Skip to content

Biocomputer Integrates Lab-Grown Human Brain Tissue with AI & Recognises Voices with 78% Accuracy

Photo by jesse orrico / Unsplash

Scientists have developed a groundbreaking "biocomputer" that merges lab-grown human brain tissue with electronic circuits, showcasing capabilities such as voice recognition. Published in Nature Electronics, the study outlines how researchers transformed clusters of human cells called "organoids" into neurons and integrated them with electronic circuits, coining the term "Brainoware" for the resulting system.

This hybrid biocomputer, blending artificial and biological components, demonstrates potential applications in artificial intelligence systems and advancements in neuroscience research. Brainoware employs brain organoids, bundles of human cell-mimicking tissue used to model organs. These organoids, derived from versatile stem cells, were manipulated into neurons resembling those in the human brain.

Feng Guo, a bioengineer at the University of Indiana Bloomington and co-author of the study, explains the initiative as building a "bridge between AI and organoids." The objective is to explore whether the biological neural network within brain organoids can contribute to computing: "We wanted to ask the question of whether we can leverage the biological neural network within the brain organoid for computing," he says.

To create Brainoware, researchers placed a single organoid on a plate equipped with thousands of electrodes, establishing a connection between the brain tissue and electronic circuits. Input information was converted into electric pulses, transmitted to the organoid, and decoded using a machine-learning algorithm. In a practical demonstration, the system achieved voice recognition accuracy of 78% after being trained on 240 recordings of eight individuals.

The potential extends beyond AI, as Brainoware offers a unique opportunity to study the human brain. Arti Ahluwalia, a biomedical engineer at the University of Pisa, emphasises the ability of brain organoids to replicate the architecture and functionality of a working brain, facilitating research into neurological disorders like Alzheimer's.

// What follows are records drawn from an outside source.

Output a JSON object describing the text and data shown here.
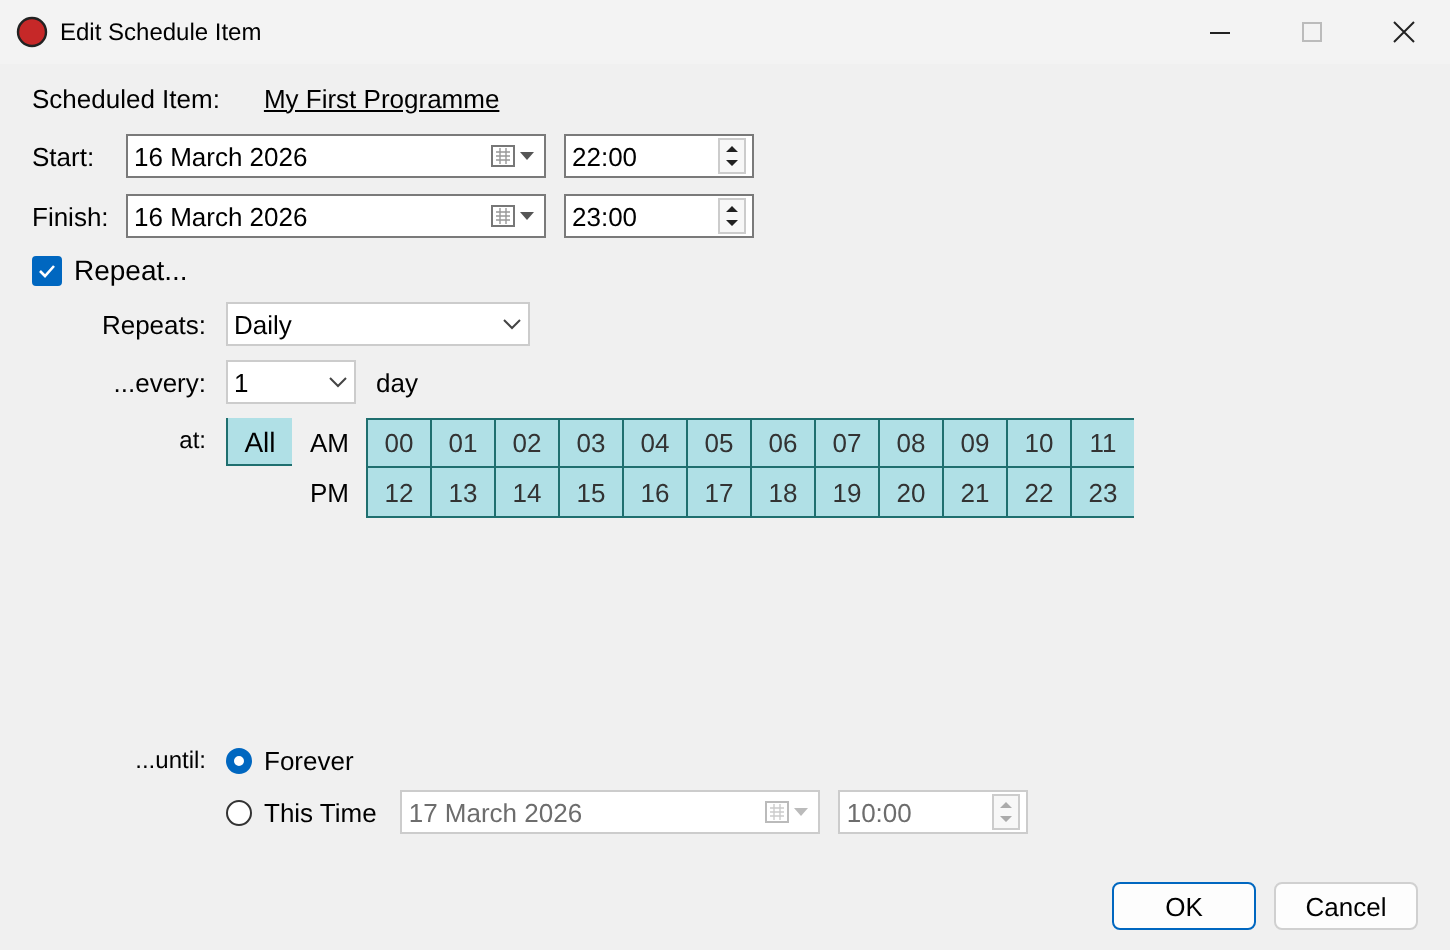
{
  "window": {
    "title": "Edit Schedule Item",
    "maximize_disabled": true
  },
  "scheduled_item": {
    "label": "Scheduled Item:",
    "value": "My First Programme"
  },
  "start": {
    "label": "Start:",
    "date": "16 March 2026",
    "time": "22:00"
  },
  "finish": {
    "label": "Finish:",
    "date": "16 March 2026",
    "time": "23:00"
  },
  "repeat": {
    "label": "Repeat...",
    "checked": true
  },
  "repeats": {
    "label": "Repeats:",
    "value": "Daily"
  },
  "every": {
    "label": "...every:",
    "value": "1",
    "unit": "day"
  },
  "at": {
    "label": "at:",
    "all": {
      "label": "All",
      "selected": true
    },
    "rows": [
      {
        "label": "AM",
        "hours": [
          {
            "label": "00",
            "selected": true
          },
          {
            "label": "01",
            "selected": true
          },
          {
            "label": "02",
            "selected": true
          },
          {
            "label": "03",
            "selected": true
          },
          {
            "label": "04",
            "selected": true
          },
          {
            "label": "05",
            "selected": true
          },
          {
            "label": "06",
            "selected": true
          },
          {
            "label": "07",
            "selected": true
          },
          {
            "label": "08",
            "selected": true
          },
          {
            "label": "09",
            "selected": true
          },
          {
            "label": "10",
            "selected": true
          },
          {
            "label": "11",
            "selected": true
          }
        ]
      },
      {
        "label": "PM",
        "hours": [
          {
            "label": "12",
            "selected": true
          },
          {
            "label": "13",
            "selected": true
          },
          {
            "label": "14",
            "selected": true
          },
          {
            "label": "15",
            "selected": true
          },
          {
            "label": "16",
            "selected": true
          },
          {
            "label": "17",
            "selected": true
          },
          {
            "label": "18",
            "selected": true
          },
          {
            "label": "19",
            "selected": true
          },
          {
            "label": "20",
            "selected": true
          },
          {
            "label": "21",
            "selected": true
          },
          {
            "label": "22",
            "selected": true
          },
          {
            "label": "23",
            "selected": true
          }
        ]
      }
    ]
  },
  "until": {
    "label": "...until:",
    "options": [
      {
        "label": "Forever",
        "selected": true
      },
      {
        "label": "This Time",
        "selected": false
      }
    ],
    "date": "17 March 2026",
    "time": "10:00",
    "disabled": true
  },
  "buttons": [
    {
      "label": "OK",
      "default": true
    },
    {
      "label": "Cancel",
      "default": false
    }
  ]
}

Despite these promising prospects, challenges persist. Sustaining the viability of organoids poses a significant hurdle, requiring careful maintenance and growth in incubators. Moreover, scaling up these mini-brains for more complex tasks demands addressing issues of cost and complexity in cell cultivation.

If you want to have the best of Kill the DJ delivered straight to your inbox, hit the Subscribe button. It's free.